"We've been talking about restorative justice and peace circles for a year now, but when are we going to get started?" asked Mozart parent mentor Aleida Arzeta at a restorative justice workshop in March. Her sense of urgency resonates with parents, teachers, students and LSNA staff.  One year ago, the LSNA Congress kicked-off our community-wide restorative justice (RJ) journey. For the last 12 months, hundreds of teachers, parents and students have participated in RJ trainings. In May, LSNA—along with Northeastern Illinois University and Grow Your Own Illinois—convened the first city-wide Restorative Justice in Schools and Communities conference. The conference brought together new and veteran RJ leaders from across Chicago for discussion and skill-sharing. LSNA is now ready to take the next step and deepen the implementation of RJ in our schools.    

What is restorative justice? RJ promotes repairing relationships harmed when there is a conflict.
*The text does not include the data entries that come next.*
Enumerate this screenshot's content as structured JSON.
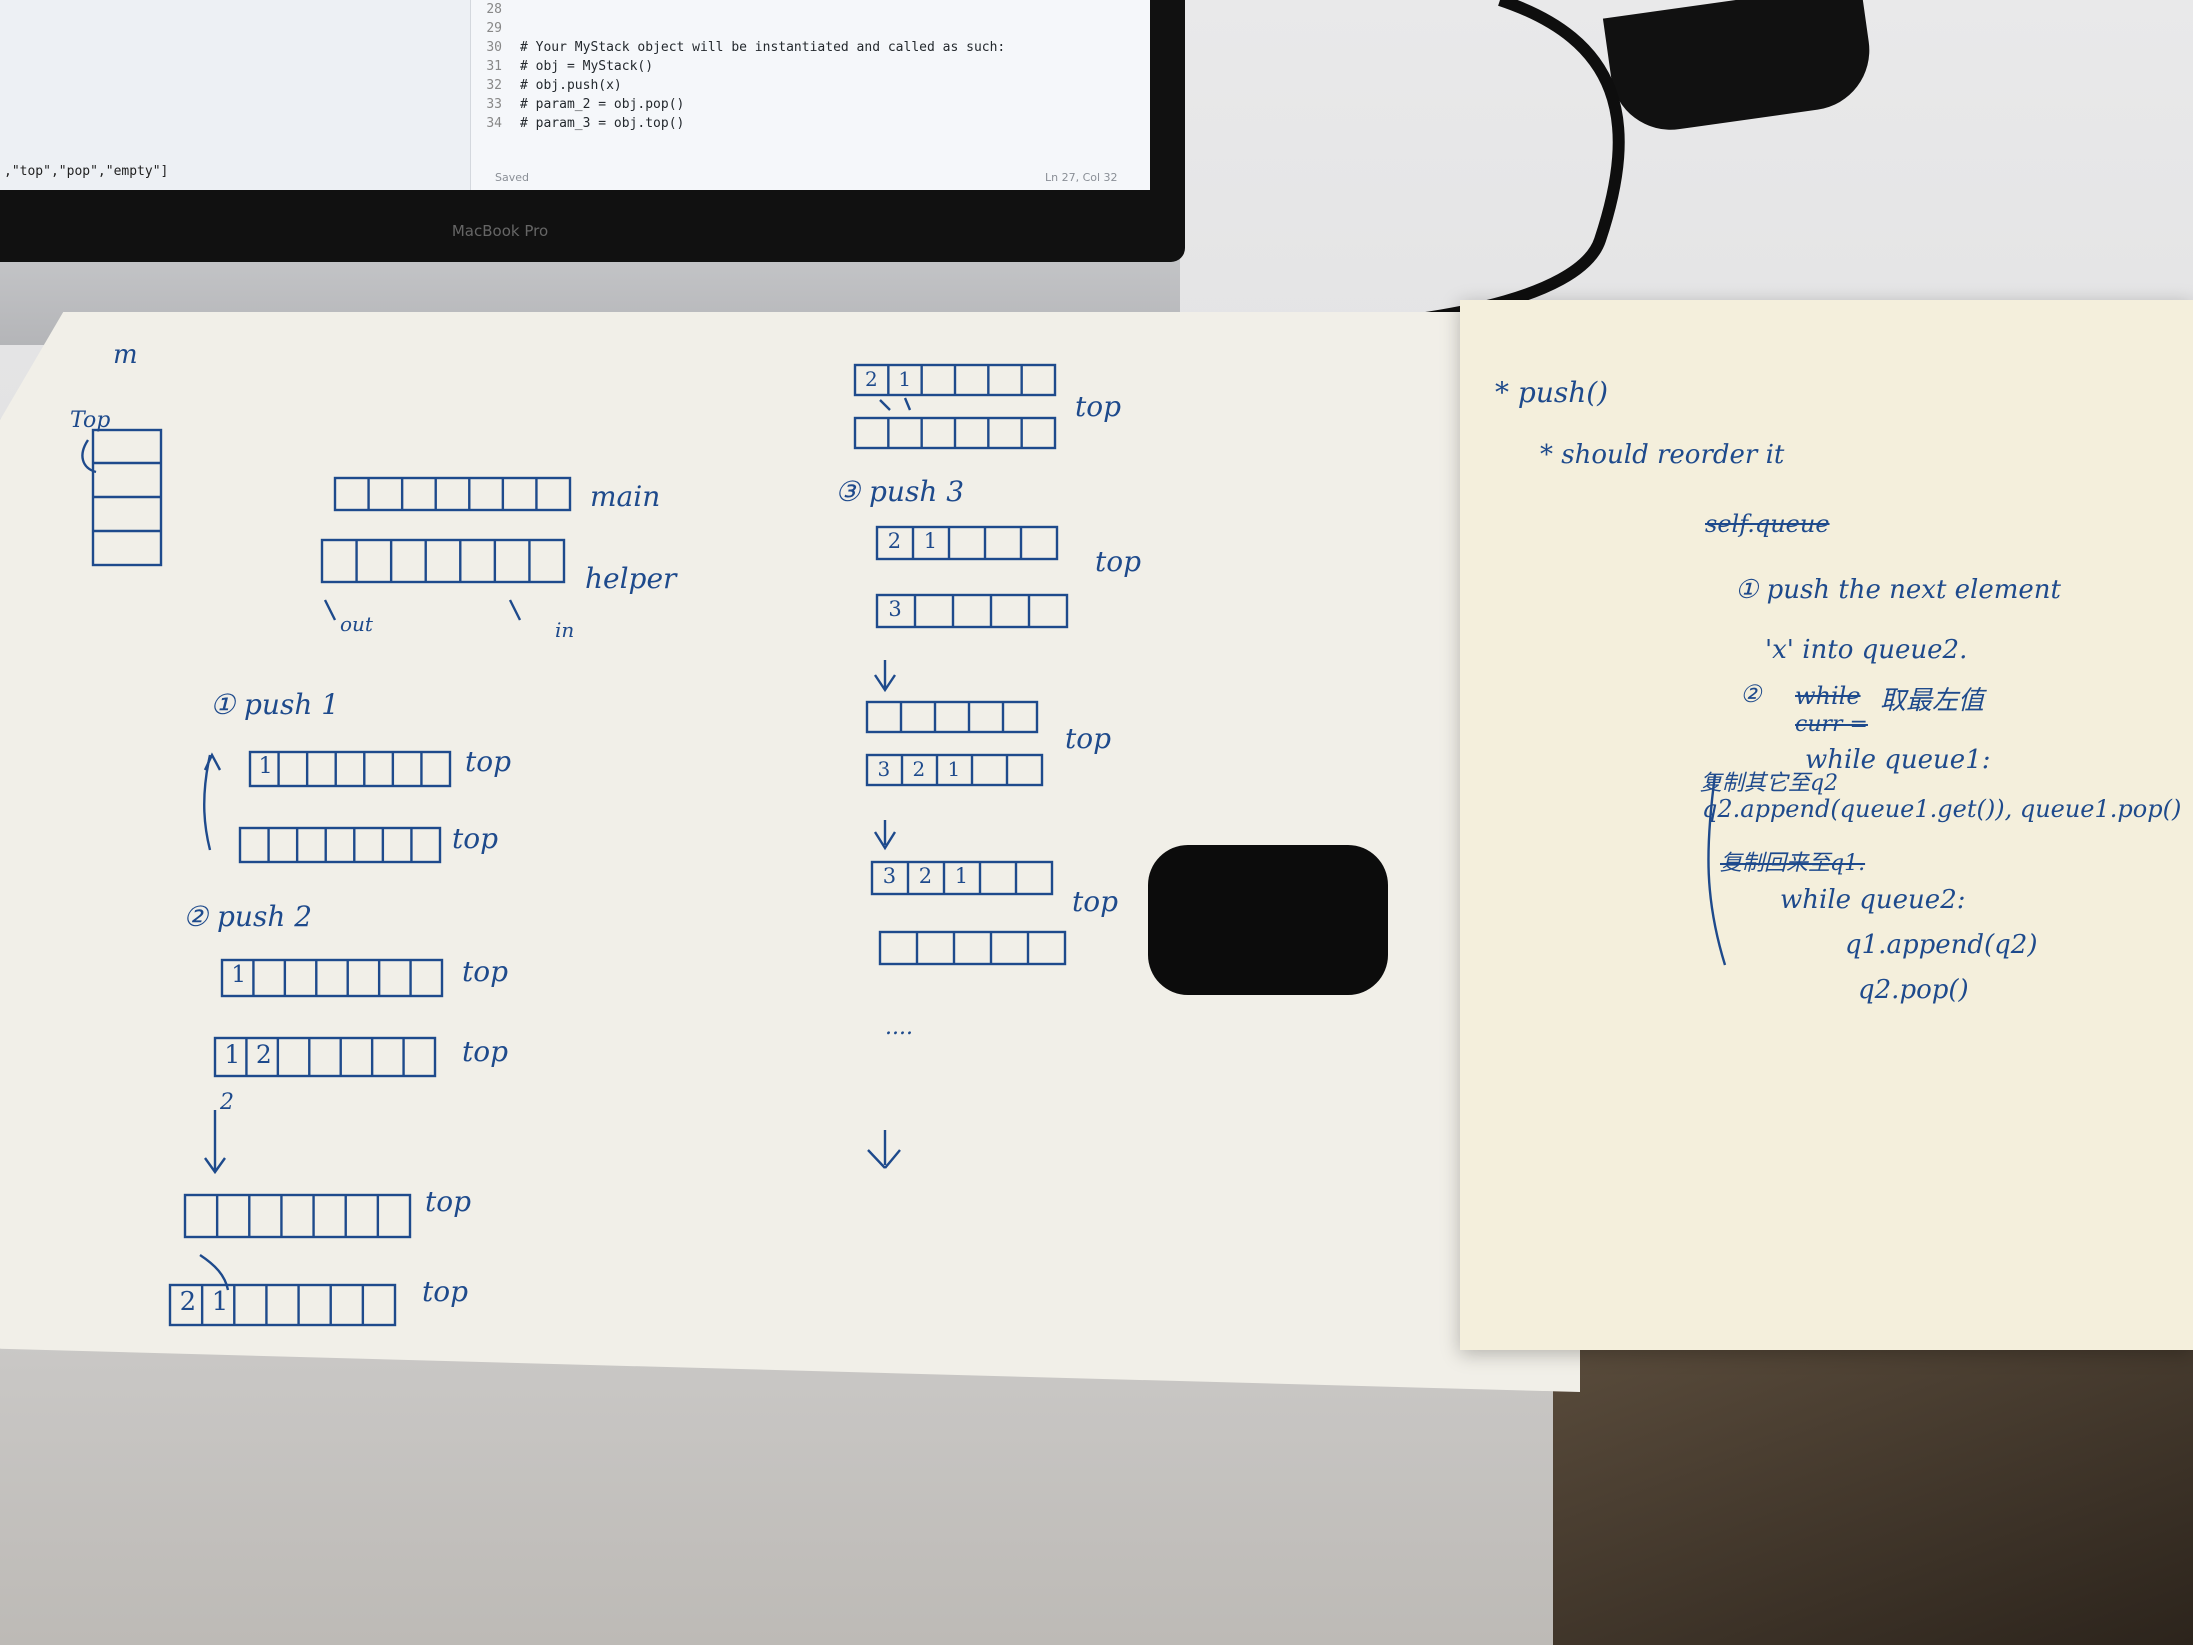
{
  "screen": {
    "code_lines": [
      {
        "n": "28",
        "code": ""
      },
      {
        "n": "29",
        "code": ""
      },
      {
        "n": "30",
        "code": "# Your MyStack object will be instantiated and called as such:"
      },
      {
        "n": "31",
        "code": "# obj = MyStack()"
      },
      {
        "n": "32",
        "code": "# obj.push(x)"
      },
      {
        "n": "33",
        "code": "# param_2 = obj.pop()"
      },
      {
        "n": "34",
        "code": "# param_3 = obj.top()"
      }
    ],
    "output_text": ",\"top\",\"pop\",\"empty\"]",
    "saved": "Saved",
    "cursor": "Ln 27, Col 32"
  },
  "laptop": {
    "brand": "MacBook Pro"
  },
  "notes_left": {
    "corner_mark": "m",
    "stack_label": "Top",
    "main_label": "main",
    "helper_label": "helper",
    "out_label": "out",
    "in_label": "in",
    "step1": "① push 1",
    "step2": "② push 2",
    "step3": "③ push 3",
    "top": "top",
    "ellipsis": "....",
    "cells": {
      "s1a": [
        "1"
      ],
      "s2a": [
        "1"
      ],
      "s2b": [
        "1",
        "2"
      ],
      "s2c": [
        "2",
        "1"
      ],
      "m0a": [
        "2",
        "1"
      ],
      "s3a": [
        "2",
        "1"
      ],
      "s3b": [
        "3"
      ],
      "s3c": [
        "3",
        "2",
        "1"
      ],
      "s3d": [
        "3",
        "2",
        "1"
      ]
    },
    "below2": "2"
  },
  "notes_right": {
    "title": "* push()",
    "line1": "* should reorder it",
    "struck1": "self.queue",
    "item1": "① push the next element",
    "item1b": "'x' into queue2.",
    "item2_num": "②",
    "item2_struck": "while",
    "item2_text": "取最左值",
    "struck2": "curr =",
    "while1": "while queue1:",
    "note_cn": "复制其它至q2",
    "append1": "q2.append(queue1.get()), queue1.pop()",
    "struck3": "复制回来至q1.",
    "while2": "while queue2:",
    "append2": "q1.append(q2)",
    "pop2": "q2.pop()"
  }
}
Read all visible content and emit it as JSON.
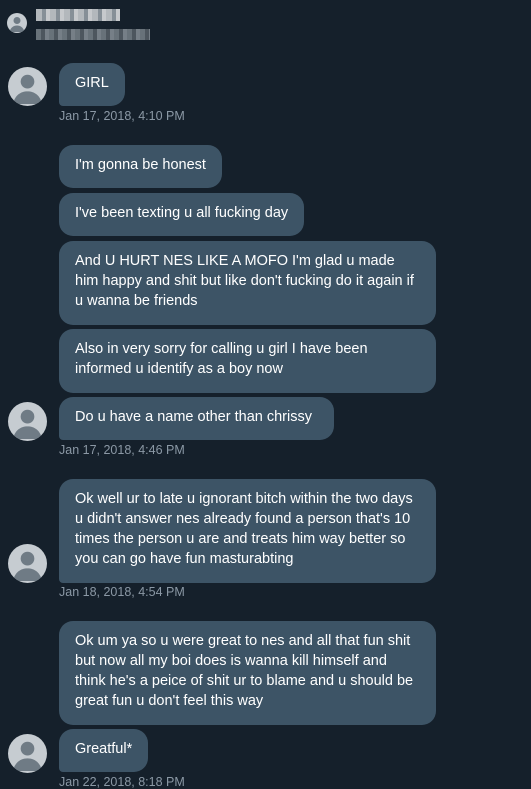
{
  "messages": [
    "GIRL",
    "I'm gonna be honest",
    "I've been texting u all fucking day",
    "And U HURT NES LIKE A MOFO I'm glad u made him happy and shit but like don't fucking do it again if u wanna be friends",
    "Also in very sorry for calling u girl I have been informed u identify as a boy now",
    "Do u have a name other than chrissy",
    "Ok well ur to late u ignorant bitch within the two days u didn't answer nes already found a person that's 10 times the person u are and treats him way better so you can go have fun masturabting",
    "Ok um ya so u were great to nes and all that fun shit but now all my boi does is wanna kill himself and think he's a peice of shit ur to blame and u should be great fun u don't feel this way",
    "Greatful*"
  ],
  "timestamps": [
    "Jan 17, 2018, 4:10 PM",
    "Jan 17, 2018, 4:46 PM",
    "Jan 18, 2018, 4:54 PM",
    "Jan 22, 2018, 8:18 PM"
  ],
  "colors": {
    "background": "#15202b",
    "bubble": "#3d5466",
    "timestamp": "#8b98a5"
  }
}
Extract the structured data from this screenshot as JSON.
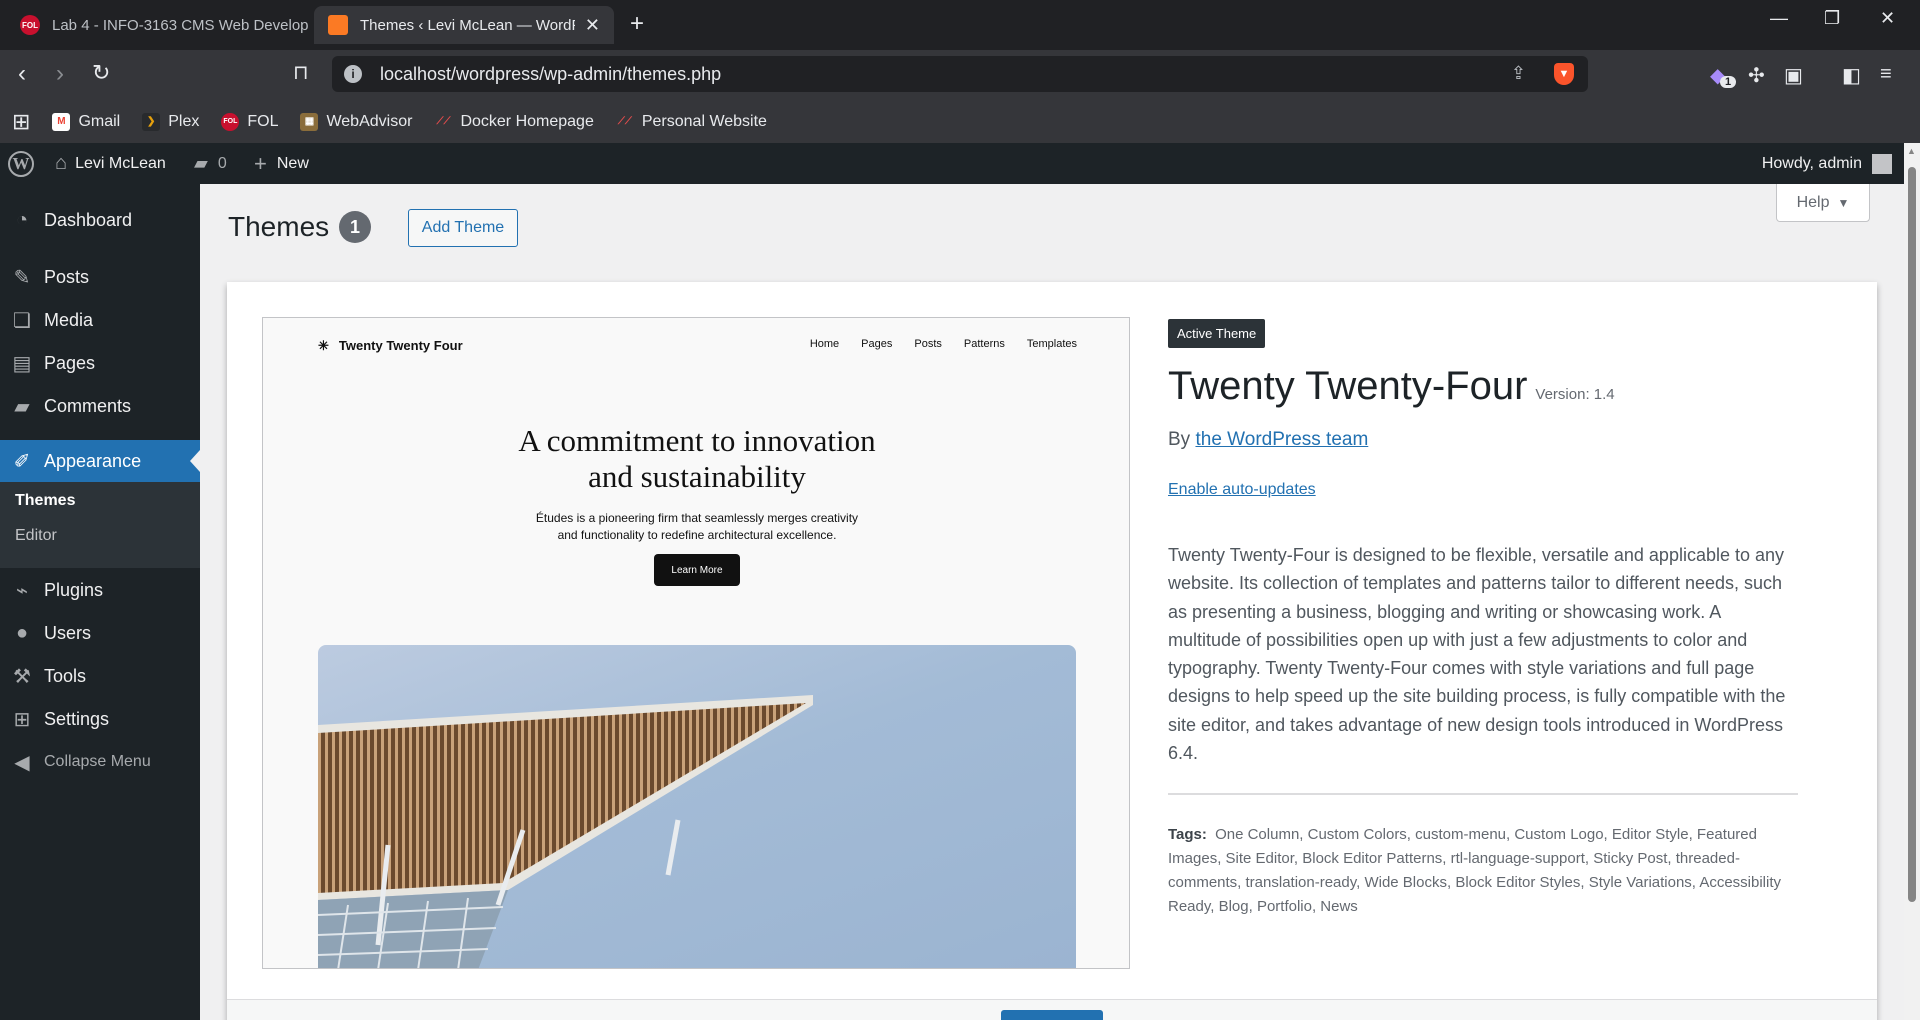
{
  "browser": {
    "tabs": [
      {
        "title": "Lab 4 - INFO-3163 CMS Web Develop",
        "favicon_text": "FOL"
      },
      {
        "title": "Themes ‹ Levi McLean — WordPress",
        "favicon_text": "XAMPP"
      }
    ],
    "new_tab": "+",
    "url": "localhost/wordpress/wp-admin/themes.php",
    "extension_badge": "1",
    "bookmarks": [
      "Gmail",
      "Plex",
      "FOL",
      "WebAdvisor",
      "Docker Homepage",
      "Personal Website"
    ]
  },
  "adminbar": {
    "site_name": "Levi McLean",
    "comments_count": "0",
    "new_label": "New",
    "greeting": "Howdy, admin"
  },
  "sidebar": {
    "items": [
      {
        "label": "Dashboard",
        "icon": "dashboard-icon"
      },
      {
        "label": "Posts",
        "icon": "pin-icon"
      },
      {
        "label": "Media",
        "icon": "media-icon"
      },
      {
        "label": "Pages",
        "icon": "pages-icon"
      },
      {
        "label": "Comments",
        "icon": "comments-icon"
      },
      {
        "label": "Appearance",
        "icon": "brush-icon"
      },
      {
        "label": "Plugins",
        "icon": "plug-icon"
      },
      {
        "label": "Users",
        "icon": "user-icon"
      },
      {
        "label": "Tools",
        "icon": "wrench-icon"
      },
      {
        "label": "Settings",
        "icon": "settings-icon"
      },
      {
        "label": "Collapse Menu",
        "icon": "collapse-icon"
      }
    ],
    "submenu": [
      "Themes",
      "Editor"
    ]
  },
  "page": {
    "title": "Themes",
    "count": "1",
    "add_button": "Add Theme",
    "help": "Help"
  },
  "theme": {
    "active_badge": "Active Theme",
    "name": "Twenty Twenty-Four",
    "version": "Version: 1.4",
    "by": "By",
    "author": "the WordPress team",
    "auto_updates": "Enable auto-updates",
    "description": "Twenty Twenty-Four is designed to be flexible, versatile and applicable to any website. Its collection of templates and patterns tailor to different needs, such as presenting a business, blogging and writing or showcasing work. A multitude of possibilities open up with just a few adjustments to color and typography. Twenty Twenty-Four comes with style variations and full page designs to help speed up the site building process, is fully compatible with the site editor, and takes advantage of new design tools introduced in WordPress 6.4.",
    "tags_label": "Tags:",
    "tags": "One Column, Custom Colors, custom-menu, Custom Logo, Editor Style, Featured Images, Site Editor, Block Editor Patterns, rtl-language-support, Sticky Post, threaded-comments, translation-ready, Wide Blocks, Block Editor Styles, Style Variations, Accessibility Ready, Blog, Portfolio, News"
  },
  "screenshot": {
    "logo": "Twenty Twenty Four",
    "nav": [
      "Home",
      "Pages",
      "Posts",
      "Patterns",
      "Templates"
    ],
    "heading_line1": "A commitment to innovation",
    "heading_line2": "and sustainability",
    "sub_line1": "Études is a pioneering firm that seamlessly merges creativity",
    "sub_line2": "and functionality to redefine architectural excellence.",
    "button": "Learn More"
  }
}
Through RJ, ordinary people and classrooms can work together to prevent conflict, and when conflict happens, can deal with it in an accountable and healthy way that can strengthen the whole community. Often schools and criminal justice systems are set up to promote “punitive justice,” which focuses on isolating and punishing the offender. Lynn Morton of POWER-PAC, explains, “RJ is not a toolkit; it’s a lifestyle.” Implementing RJ means changing the way we traditionally look at conflict and the way we look at our relationships to others. That shift takes time and effort.  In the past year, LSNA youth organizer Brian Perea has seen changes in Kelvyn Park High School. “I hear the freshmen checking each other,” he said. “When someone says something disrespectful, someone will say, ‘Hey, safe space.’”

After attending the RJ conference, Mozart parent coordinator Shirley Reyes is ready to move forward, especially with a parent-led peace room. Reyes explained, “It’s a sacred place where children can go and open their hearts. It’s like a sanctuary; a place where you can trust that you are safe. We need one for sure.”